● **Work to complete**
Report all lines of the records that contain "type".

Start of Block

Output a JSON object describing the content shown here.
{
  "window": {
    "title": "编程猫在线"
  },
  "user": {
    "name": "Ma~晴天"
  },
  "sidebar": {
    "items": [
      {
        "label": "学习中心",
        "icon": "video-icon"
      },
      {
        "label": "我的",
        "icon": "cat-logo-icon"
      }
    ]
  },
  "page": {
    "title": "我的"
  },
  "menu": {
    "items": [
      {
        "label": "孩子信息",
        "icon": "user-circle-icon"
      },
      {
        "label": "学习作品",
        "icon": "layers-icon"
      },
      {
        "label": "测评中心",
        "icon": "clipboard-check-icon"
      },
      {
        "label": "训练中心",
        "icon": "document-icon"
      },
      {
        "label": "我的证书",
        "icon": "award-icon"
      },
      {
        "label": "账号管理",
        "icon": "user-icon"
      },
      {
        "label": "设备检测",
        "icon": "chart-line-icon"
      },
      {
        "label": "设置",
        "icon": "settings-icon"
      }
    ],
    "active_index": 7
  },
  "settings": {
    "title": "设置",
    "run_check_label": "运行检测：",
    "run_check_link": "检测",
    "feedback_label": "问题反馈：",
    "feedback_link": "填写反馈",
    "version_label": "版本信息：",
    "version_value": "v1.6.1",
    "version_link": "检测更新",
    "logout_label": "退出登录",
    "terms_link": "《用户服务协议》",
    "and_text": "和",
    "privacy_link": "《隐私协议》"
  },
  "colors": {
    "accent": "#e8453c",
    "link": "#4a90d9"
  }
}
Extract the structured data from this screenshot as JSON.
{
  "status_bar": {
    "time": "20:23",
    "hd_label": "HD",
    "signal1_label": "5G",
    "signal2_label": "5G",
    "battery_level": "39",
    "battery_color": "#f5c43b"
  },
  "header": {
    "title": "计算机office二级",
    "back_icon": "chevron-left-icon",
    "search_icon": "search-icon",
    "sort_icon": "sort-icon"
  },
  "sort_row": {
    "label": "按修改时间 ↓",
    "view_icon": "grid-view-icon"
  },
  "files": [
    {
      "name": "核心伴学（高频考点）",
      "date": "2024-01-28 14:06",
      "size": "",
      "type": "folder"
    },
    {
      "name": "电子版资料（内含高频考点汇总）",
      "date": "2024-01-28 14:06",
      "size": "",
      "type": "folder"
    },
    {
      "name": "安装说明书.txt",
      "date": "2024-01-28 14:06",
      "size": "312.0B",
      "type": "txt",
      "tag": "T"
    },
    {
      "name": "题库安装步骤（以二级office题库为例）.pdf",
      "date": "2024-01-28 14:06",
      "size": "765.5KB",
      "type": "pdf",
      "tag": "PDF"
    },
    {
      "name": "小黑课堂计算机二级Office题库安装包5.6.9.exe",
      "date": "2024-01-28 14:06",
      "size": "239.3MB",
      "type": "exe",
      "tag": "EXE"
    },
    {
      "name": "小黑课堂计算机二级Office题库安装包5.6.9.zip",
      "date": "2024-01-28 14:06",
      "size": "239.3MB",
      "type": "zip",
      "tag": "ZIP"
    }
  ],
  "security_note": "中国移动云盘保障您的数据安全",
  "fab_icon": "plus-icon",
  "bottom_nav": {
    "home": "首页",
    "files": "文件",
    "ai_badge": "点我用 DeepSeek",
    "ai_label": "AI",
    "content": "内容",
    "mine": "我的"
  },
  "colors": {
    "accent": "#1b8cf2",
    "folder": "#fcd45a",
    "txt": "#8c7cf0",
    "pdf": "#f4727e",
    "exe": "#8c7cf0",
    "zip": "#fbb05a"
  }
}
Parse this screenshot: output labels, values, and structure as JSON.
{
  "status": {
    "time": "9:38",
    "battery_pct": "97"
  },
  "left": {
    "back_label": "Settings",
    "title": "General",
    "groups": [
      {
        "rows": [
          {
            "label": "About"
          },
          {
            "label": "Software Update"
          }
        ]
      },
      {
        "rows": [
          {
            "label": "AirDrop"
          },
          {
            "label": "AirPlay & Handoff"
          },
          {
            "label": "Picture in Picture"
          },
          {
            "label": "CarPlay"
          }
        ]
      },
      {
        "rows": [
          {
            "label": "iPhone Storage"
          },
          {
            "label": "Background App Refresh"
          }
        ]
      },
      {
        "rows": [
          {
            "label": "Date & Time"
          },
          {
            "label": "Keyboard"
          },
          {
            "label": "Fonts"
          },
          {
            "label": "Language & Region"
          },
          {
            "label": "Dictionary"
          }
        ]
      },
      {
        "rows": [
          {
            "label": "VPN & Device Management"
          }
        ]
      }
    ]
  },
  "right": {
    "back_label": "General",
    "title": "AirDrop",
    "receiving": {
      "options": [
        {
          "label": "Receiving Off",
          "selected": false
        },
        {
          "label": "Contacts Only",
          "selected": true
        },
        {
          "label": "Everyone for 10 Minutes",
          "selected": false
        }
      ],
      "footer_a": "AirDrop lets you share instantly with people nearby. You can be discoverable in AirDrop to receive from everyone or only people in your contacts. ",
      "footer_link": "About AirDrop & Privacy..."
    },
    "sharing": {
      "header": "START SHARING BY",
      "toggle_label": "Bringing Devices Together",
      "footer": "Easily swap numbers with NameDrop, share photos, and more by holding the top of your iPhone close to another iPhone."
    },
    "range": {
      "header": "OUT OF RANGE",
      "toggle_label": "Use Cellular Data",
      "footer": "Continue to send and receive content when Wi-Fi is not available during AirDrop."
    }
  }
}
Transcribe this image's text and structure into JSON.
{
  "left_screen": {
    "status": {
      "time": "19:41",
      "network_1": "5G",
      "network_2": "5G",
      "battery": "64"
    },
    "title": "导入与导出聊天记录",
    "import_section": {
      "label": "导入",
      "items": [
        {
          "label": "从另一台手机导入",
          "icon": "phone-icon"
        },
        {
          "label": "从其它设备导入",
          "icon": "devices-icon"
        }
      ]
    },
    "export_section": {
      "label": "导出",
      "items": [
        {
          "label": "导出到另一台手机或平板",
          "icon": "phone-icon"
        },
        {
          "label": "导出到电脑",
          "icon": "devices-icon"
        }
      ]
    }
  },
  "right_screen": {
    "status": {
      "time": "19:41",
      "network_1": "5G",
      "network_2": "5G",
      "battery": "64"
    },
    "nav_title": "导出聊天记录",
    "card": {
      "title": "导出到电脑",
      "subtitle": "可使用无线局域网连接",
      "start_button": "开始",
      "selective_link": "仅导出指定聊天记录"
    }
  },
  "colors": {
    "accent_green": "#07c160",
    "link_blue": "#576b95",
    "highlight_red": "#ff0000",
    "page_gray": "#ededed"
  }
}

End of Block

● **Solution to the problem**
      "type": "folder"
      "type": "folder"
      "type": "txt",
      "type": "pdf",
      "type": "exe",
      "type": "zip",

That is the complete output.